Dr. Kenneth J. Chang, chief of the Division of Gastroenterology at UC Irvine's School of Medicine
Kerrin Piché Serna / University Communications
Dr. Kenneth J. Chang, chief of the Division of Gastroenterology at UC Irvine's School of Medicine

It is the mission of the Division of Gastroenterology at UC Irvine's School of Medicine to be a world-class center for the study and treatment of digestive diseases.

Our internationally renowned faculty members have built a reputation for conducting leading-edge research and perfecting clinical applications for new technologies, all with the goal of delivering exceptional patient care. Many of our physicians consistently rank among the nation's top gastroenterologists in surveys of their peers.

The division's main clinical enterprise is the H.H. Chao Comprehensive Digestive Disease Center (CDDC), a multidisciplinary "one-stop shop" where gastroenterologists, hepatologists, oncologists, pathologists, radiologists and surgeons all work in concert to provide the best possible care.

The CDDC has been recognized as being among the top 50 centers for gastroenterology care by US News & World Report.

Our faculty members also are engaged in a broad spectrum of clinical and basic research to advance the knowledge, treatment and cure of gastrointestinal diseases.

Their work has brought the Division of Gastroenterology national and international recognition for excellence. Subjects under study include novel mechanisms for arresting cancer growth; molecular mechanisms of gastrointestinal and esophageal ulcers; gene therapy for treating esophageal and pancreatic cancers; new techniques and modalities in interventional endoscopy; new developments in the diagnosis and treatment of hepatitis B and C and liver cancer, and new advances in the treatment of inflammatory bowel disease

Education is also a vital part of our mission. We have a superior accredited three-year fellowship program, as well as a one-year program in advanced endoscopic ultrasound for gastrointestinal oncology. Training includes rotations at four sites, each offering a unique clinical experience and perspective on patient care. They are UC Irvine Medical Center in Orange, the VA Long Beach Healthcare System and Kaiser Permanente's Anaheim and Irvine centers.

Our fellows work with the division's highly skilled faculty members to treat a broad range of gastrointestinal diseases. They also learn break-through treatments perfected by division faculty members, including gene therapy for pancreatic cancer and endoscopic ultrasound for the early diagnosis and pre-operative staging of gastrointestinal cancers.

Another technique pioneered at UC Irvine is endoscopic ultrasound-guided, fine-needle aspiration.

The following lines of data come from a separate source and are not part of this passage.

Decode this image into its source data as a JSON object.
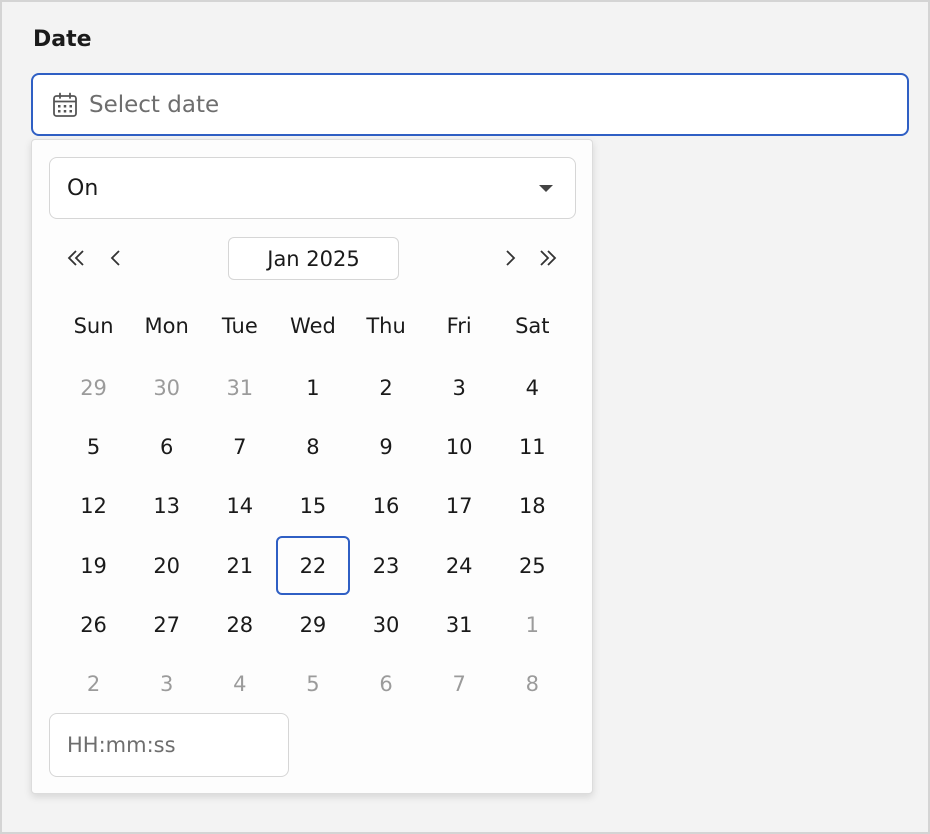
{
  "field": {
    "label": "Date",
    "placeholder": "Select date"
  },
  "picker": {
    "mode": "On",
    "month_label": "Jan 2025",
    "weekdays": [
      "Sun",
      "Mon",
      "Tue",
      "Wed",
      "Thu",
      "Fri",
      "Sat"
    ],
    "weeks": [
      [
        "29",
        "30",
        "31",
        "1",
        "2",
        "3",
        "4"
      ],
      [
        "5",
        "6",
        "7",
        "8",
        "9",
        "10",
        "11"
      ],
      [
        "12",
        "13",
        "14",
        "15",
        "16",
        "17",
        "18"
      ],
      [
        "19",
        "20",
        "21",
        "22",
        "23",
        "24",
        "25"
      ],
      [
        "26",
        "27",
        "28",
        "29",
        "30",
        "31",
        "1"
      ],
      [
        "2",
        "3",
        "4",
        "5",
        "6",
        "7",
        "8"
      ]
    ],
    "selected_day": "22",
    "time_placeholder": "HH:mm:ss"
  },
  "colors": {
    "accent": "#2f5fc4",
    "muted_day": "#9b9b9b"
  },
  "icons": {
    "input": "calendar-icon",
    "prev_year": "double-chevron-left-icon",
    "prev_month": "chevron-left-icon",
    "next_month": "chevron-right-icon",
    "next_year": "double-chevron-right-icon",
    "dropdown": "caret-down-icon"
  }
}
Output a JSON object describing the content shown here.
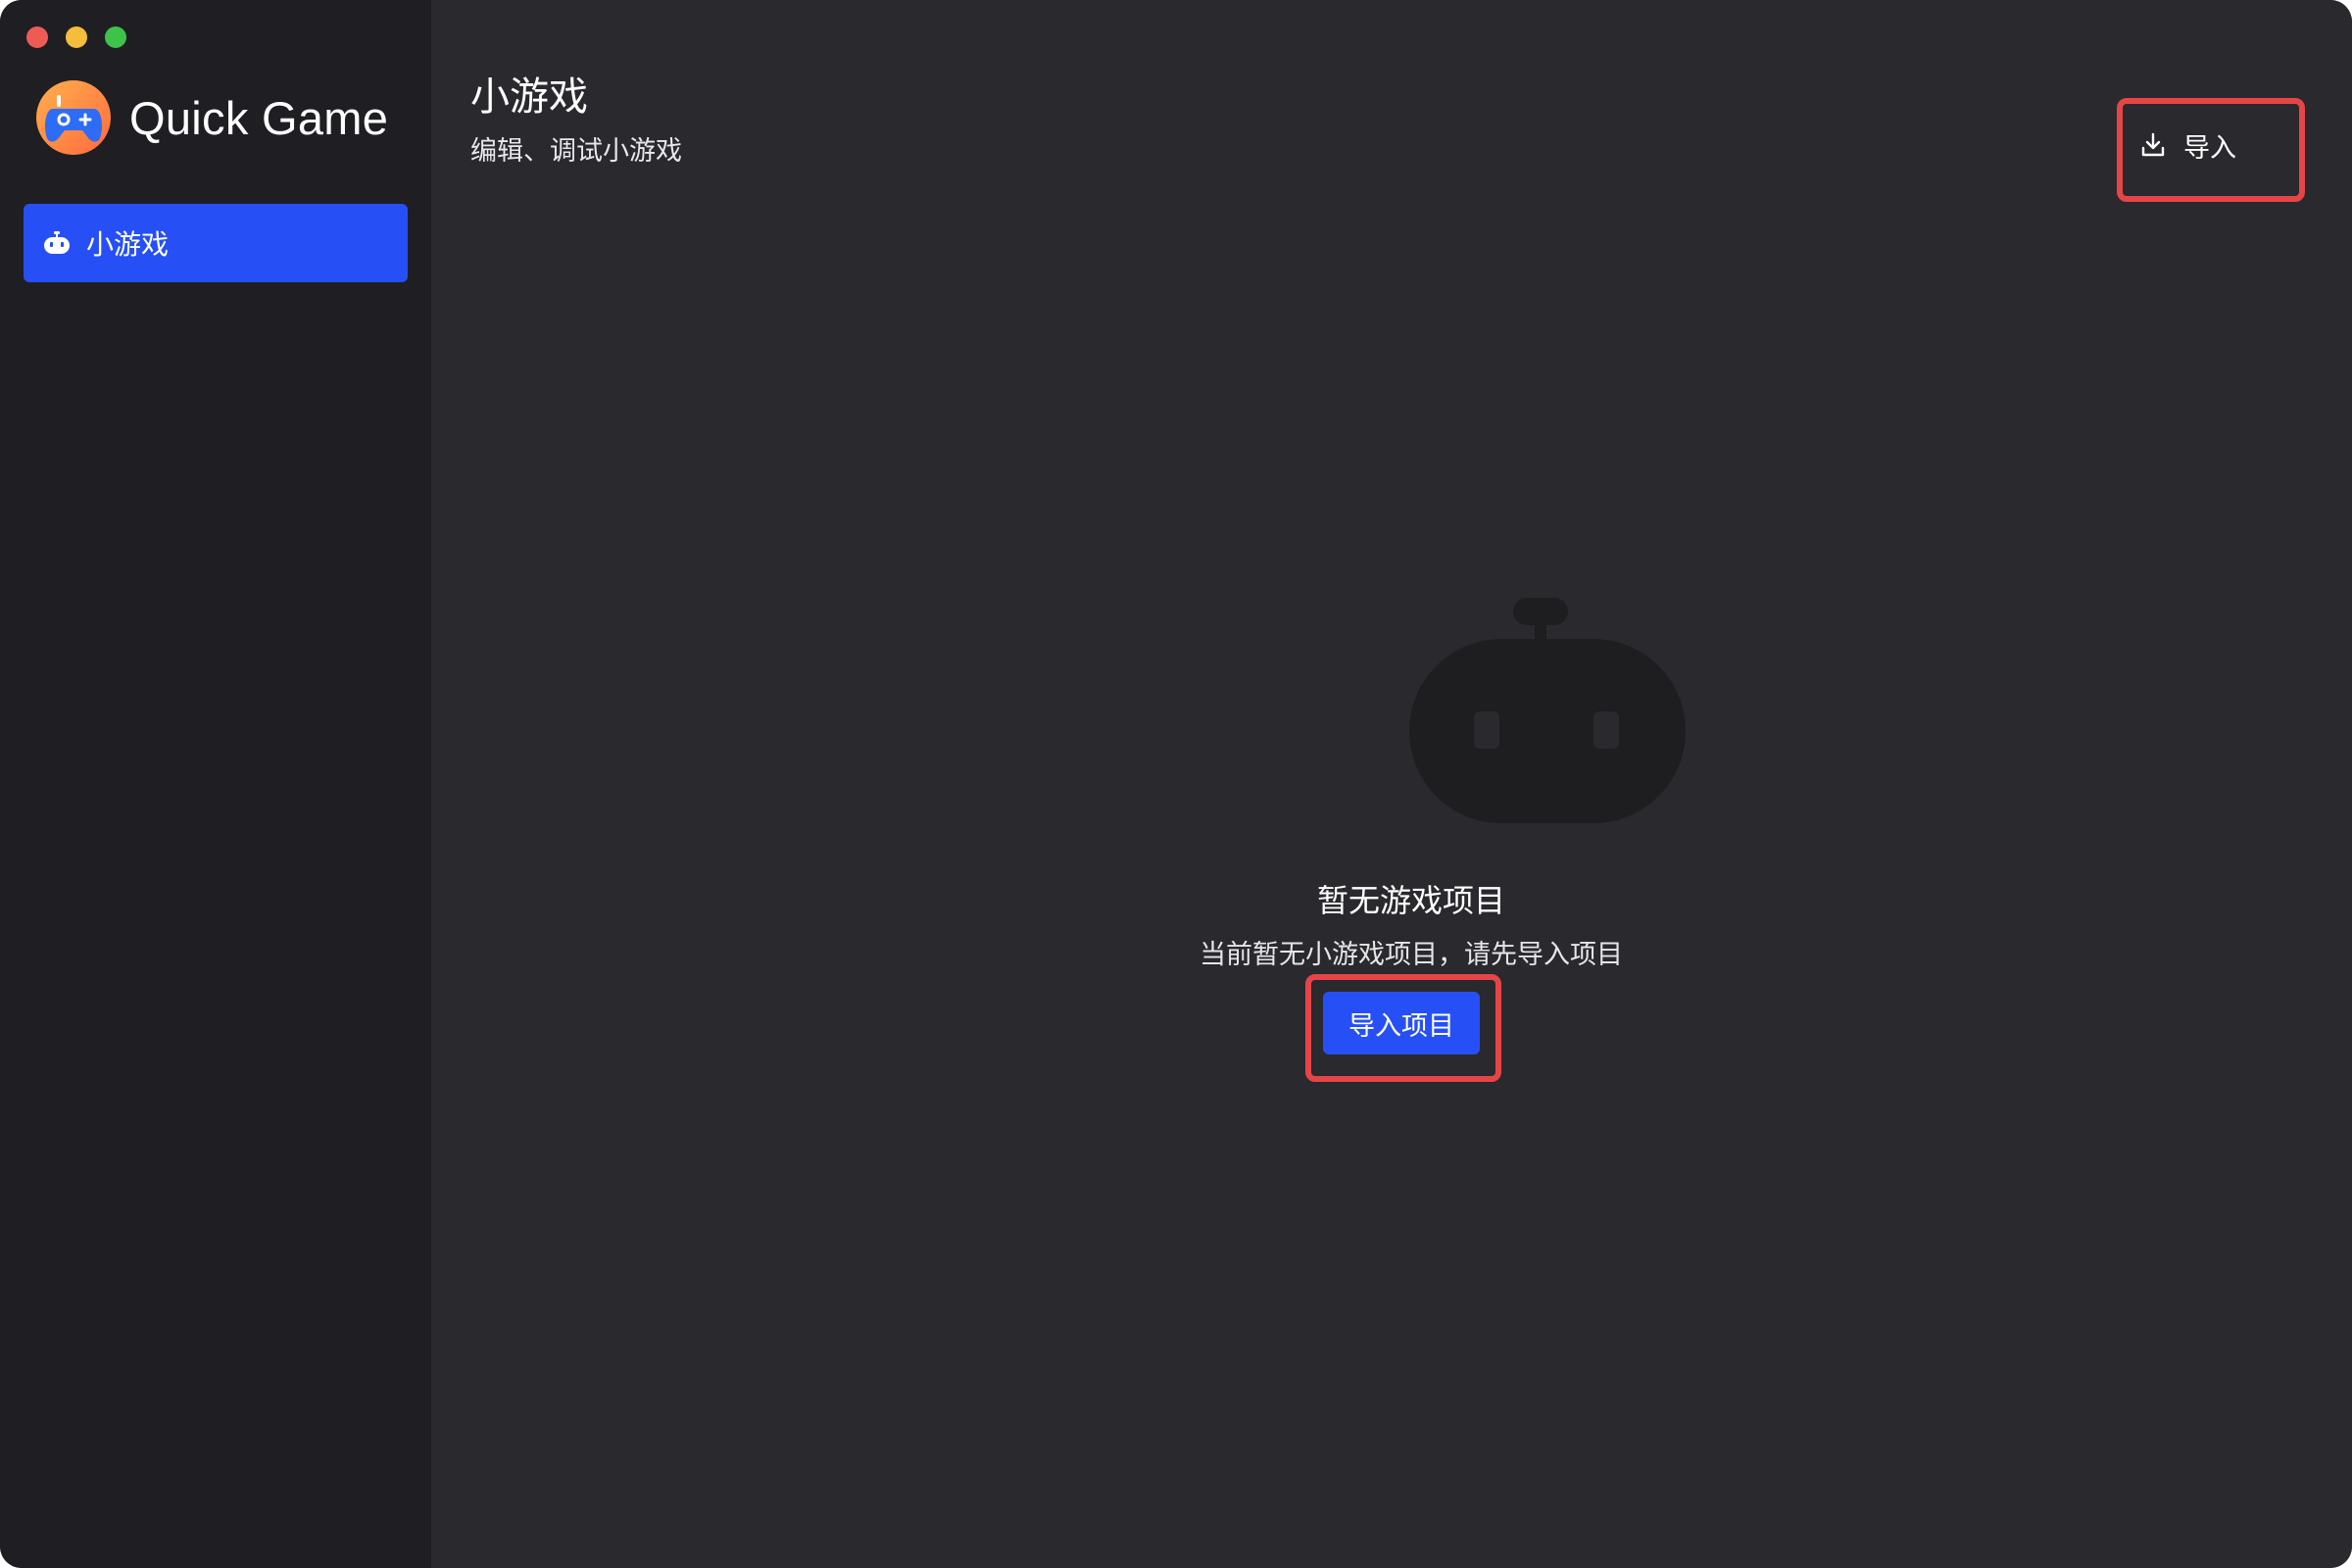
{
  "app": {
    "title": "Quick Game",
    "logo_icon": "gamepad-icon",
    "window_controls": [
      "close",
      "minimize",
      "maximize"
    ]
  },
  "sidebar": {
    "items": [
      {
        "label": "小游戏",
        "icon": "robot-icon",
        "active": true
      }
    ]
  },
  "header": {
    "title": "小游戏",
    "subtitle": "编辑、调试小游戏",
    "import_label": "导入",
    "import_icon": "download-icon"
  },
  "empty_state": {
    "icon": "robot-icon",
    "title": "暂无游戏项目",
    "description": "当前暂无小游戏项目，请先导入项目",
    "button_label": "导入项目"
  },
  "colors": {
    "accent": "#2650f5",
    "highlight": "#e64547",
    "sidebar_bg": "#1f1e23",
    "main_bg": "#2a292e"
  }
}
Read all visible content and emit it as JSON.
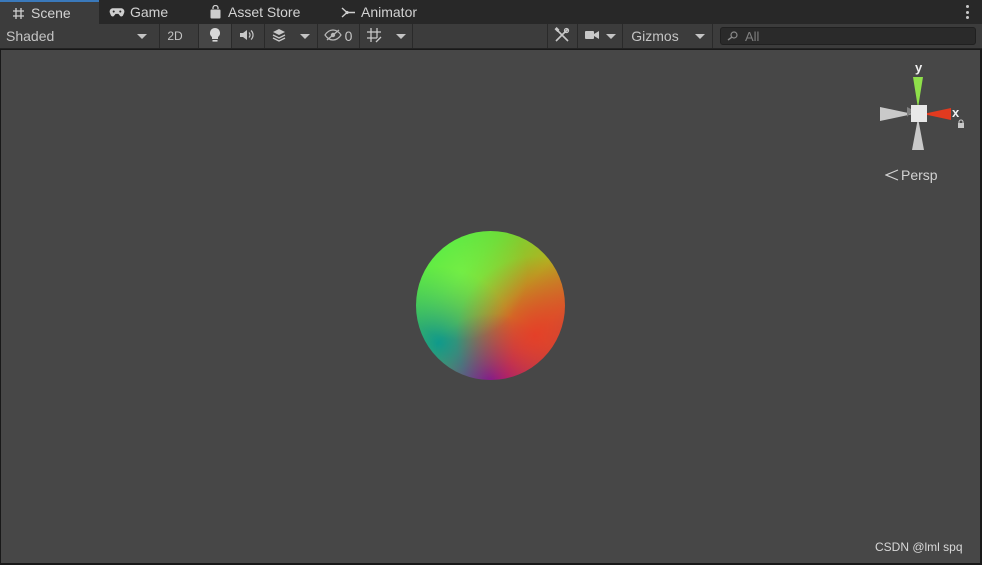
{
  "tabs": [
    {
      "label": "Scene",
      "icon": "grid-icon"
    },
    {
      "label": "Game",
      "icon": "gamepad-icon"
    },
    {
      "label": "Asset Store",
      "icon": "bag-icon"
    },
    {
      "label": "Animator",
      "icon": "animator-icon"
    }
  ],
  "toolbar": {
    "shading_mode": "Shaded",
    "toggle_2d": "2D",
    "hidden_count": "0",
    "gizmos_label": "Gizmos",
    "search_placeholder": "All"
  },
  "scene_gizmo": {
    "y_label": "y",
    "x_label": "x",
    "projection": "Persp"
  },
  "watermark": "CSDN @lml spq",
  "colors": {
    "active_tab_accent": "#3a79bb",
    "viewport_bg": "#474747",
    "axis_y": "#8fe04a",
    "axis_x": "#e23a1f"
  }
}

Today it is used worldwide as a superior, cost-effective and less invasive alternative to surgical biopsy, sparing patients from difficult and painful exploratory surgeries.

More recently our faculty members have developed other leading-edge techniques such as radiofrequency and cyroablation for Barrett's esophagus, interventional endoscopic ultrasound and confocal laser-induced endomicroscopy.

It is through this emphasis on leading-edge research and outstanding clinical training that we in the Division of Gastroenterology dedicate ourselves to providing the highest quality, compassionate patient care.